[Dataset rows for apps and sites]
*****

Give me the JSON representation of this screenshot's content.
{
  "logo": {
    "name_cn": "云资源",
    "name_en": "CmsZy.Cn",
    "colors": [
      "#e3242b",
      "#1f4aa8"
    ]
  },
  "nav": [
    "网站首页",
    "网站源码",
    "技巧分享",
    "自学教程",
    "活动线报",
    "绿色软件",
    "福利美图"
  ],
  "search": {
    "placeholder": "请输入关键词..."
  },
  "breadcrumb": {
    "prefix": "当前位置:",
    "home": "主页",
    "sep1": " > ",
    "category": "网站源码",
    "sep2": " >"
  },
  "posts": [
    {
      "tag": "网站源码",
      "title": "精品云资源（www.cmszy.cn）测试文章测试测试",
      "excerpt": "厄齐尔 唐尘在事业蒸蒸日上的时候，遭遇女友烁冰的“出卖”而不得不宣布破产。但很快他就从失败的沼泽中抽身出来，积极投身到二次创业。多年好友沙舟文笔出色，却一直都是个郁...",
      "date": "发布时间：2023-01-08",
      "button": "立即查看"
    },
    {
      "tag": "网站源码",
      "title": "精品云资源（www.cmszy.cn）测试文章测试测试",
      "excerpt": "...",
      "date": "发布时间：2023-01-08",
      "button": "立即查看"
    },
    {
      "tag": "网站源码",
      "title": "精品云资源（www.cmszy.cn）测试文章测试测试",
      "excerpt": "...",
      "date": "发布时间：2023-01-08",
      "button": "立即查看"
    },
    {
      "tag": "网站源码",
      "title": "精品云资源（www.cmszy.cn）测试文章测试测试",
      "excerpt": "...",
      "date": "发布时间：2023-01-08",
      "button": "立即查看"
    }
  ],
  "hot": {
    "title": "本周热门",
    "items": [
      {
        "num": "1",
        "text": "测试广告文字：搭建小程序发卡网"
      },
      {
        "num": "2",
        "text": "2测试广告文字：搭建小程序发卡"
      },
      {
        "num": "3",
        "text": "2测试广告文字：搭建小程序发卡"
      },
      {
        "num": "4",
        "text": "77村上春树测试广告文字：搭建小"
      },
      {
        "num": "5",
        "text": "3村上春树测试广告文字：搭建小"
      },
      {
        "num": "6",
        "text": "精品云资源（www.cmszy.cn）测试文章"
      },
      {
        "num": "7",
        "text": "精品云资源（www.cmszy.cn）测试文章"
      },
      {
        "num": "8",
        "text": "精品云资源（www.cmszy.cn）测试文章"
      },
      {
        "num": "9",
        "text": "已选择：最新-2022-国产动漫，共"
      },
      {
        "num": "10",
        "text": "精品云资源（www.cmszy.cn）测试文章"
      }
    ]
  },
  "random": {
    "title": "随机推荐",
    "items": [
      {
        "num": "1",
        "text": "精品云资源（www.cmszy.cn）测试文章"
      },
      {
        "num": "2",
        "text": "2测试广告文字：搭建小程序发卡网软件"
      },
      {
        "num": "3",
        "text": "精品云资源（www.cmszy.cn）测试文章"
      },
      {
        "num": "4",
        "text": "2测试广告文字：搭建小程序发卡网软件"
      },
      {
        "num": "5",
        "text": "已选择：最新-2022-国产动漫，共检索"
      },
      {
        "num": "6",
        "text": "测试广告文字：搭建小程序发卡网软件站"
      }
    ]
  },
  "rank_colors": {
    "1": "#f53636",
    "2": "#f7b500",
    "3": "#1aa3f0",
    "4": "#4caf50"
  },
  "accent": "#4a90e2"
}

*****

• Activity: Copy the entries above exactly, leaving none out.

• Task solution:
Give me the JSON representation of this screenshot's content.
{
  "logo": {
    "name_cn": "云资源",
    "name_en": "CmsZy.Cn",
    "colors": [
      "#e3242b",
      "#1f4aa8"
    ]
  },
  "nav": [
    "网站首页",
    "网站源码",
    "技巧分享",
    "自学教程",
    "活动线报",
    "绿色软件",
    "福利美图"
  ],
  "search": {
    "placeholder": "请输入关键词..."
  },
  "breadcrumb": {
    "prefix": "当前位置:",
    "home": "主页",
    "sep1": " > ",
    "category": "网站源码",
    "sep2": " >"
  },
  "posts": [
    {
      "tag": "网站源码",
      "title": "精品云资源（www.cmszy.cn）测试文章测试测试",
      "excerpt": "厄齐尔 唐尘在事业蒸蒸日上的时候，遭遇女友烁冰的“出卖”而不得不宣布破产。但很快他就从失败的沼泽中抽身出来，积极投身到二次创业。多年好友沙舟文笔出色，却一直都是个郁...",
      "date": "发布时间：2023-01-08",
      "button": "立即查看"
    },
    {
      "tag": "网站源码",
      "title": "精品云资源（www.cmszy.cn）测试文章测试测试",
      "excerpt": "...",
      "date": "发布时间：2023-01-08",
      "button": "立即查看"
    },
    {
      "tag": "网站源码",
      "title": "精品云资源（www.cmszy.cn）测试文章测试测试",
      "excerpt": "...",
      "date": "发布时间：2023-01-08",
      "button": "立即查看"
    },
    {
      "tag": "网站源码",
      "title": "精品云资源（www.cmszy.cn）测试文章测试测试",
      "excerpt": "...",
      "date": "发布时间：2023-01-08",
      "button": "立即查看"
    }
  ],
  "hot": {
    "title": "本周热门",
    "items": [
      {
        "num": "1",
        "text": "测试广告文字：搭建小程序发卡网"
      },
      {
        "num": "2",
        "text": "2测试广告文字：搭建小程序发卡"
      },
      {
        "num": "3",
        "text": "2测试广告文字：搭建小程序发卡"
      },
      {
        "num": "4",
        "text": "77村上春树测试广告文字：搭建小"
      },
      {
        "num": "5",
        "text": "3村上春树测试广告文字：搭建小"
      },
      {
        "num": "6",
        "text": "精品云资源（www.cmszy.cn）测试文章"
      },
      {
        "num": "7",
        "text": "精品云资源（www.cmszy.cn）测试文章"
      },
      {
        "num": "8",
        "text": "精品云资源（www.cmszy.cn）测试文章"
      },
      {
        "num": "9",
        "text": "已选择：最新-2022-国产动漫，共"
      },
      {
        "num": "10",
        "text": "精品云资源（www.cmszy.cn）测试文章"
      }
    ]
  },
  "random": {
    "title": "随机推荐",
    "items": [
      {
        "num": "1",
        "text": "精品云资源（www.cmszy.cn）测试文章"
      },
      {
        "num": "2",
        "text": "2测试广告文字：搭建小程序发卡网软件"
      },
      {
        "num": "3",
        "text": "精品云资源（www.cmszy.cn）测试文章"
      },
      {
        "num": "4",
        "text": "2测试广告文字：搭建小程序发卡网软件"
      },
      {
        "num": "5",
        "text": "已选择：最新-2022-国产动漫，共检索"
      },
      {
        "num": "6",
        "text": "测试广告文字：搭建小程序发卡网软件站"
      }
    ]
  },
  "rank_colors": {
    "1": "#f53636",
    "2": "#f7b500",
    "3": "#1aa3f0",
    "4": "#4caf50"
  },
  "accent": "#4a90e2"
}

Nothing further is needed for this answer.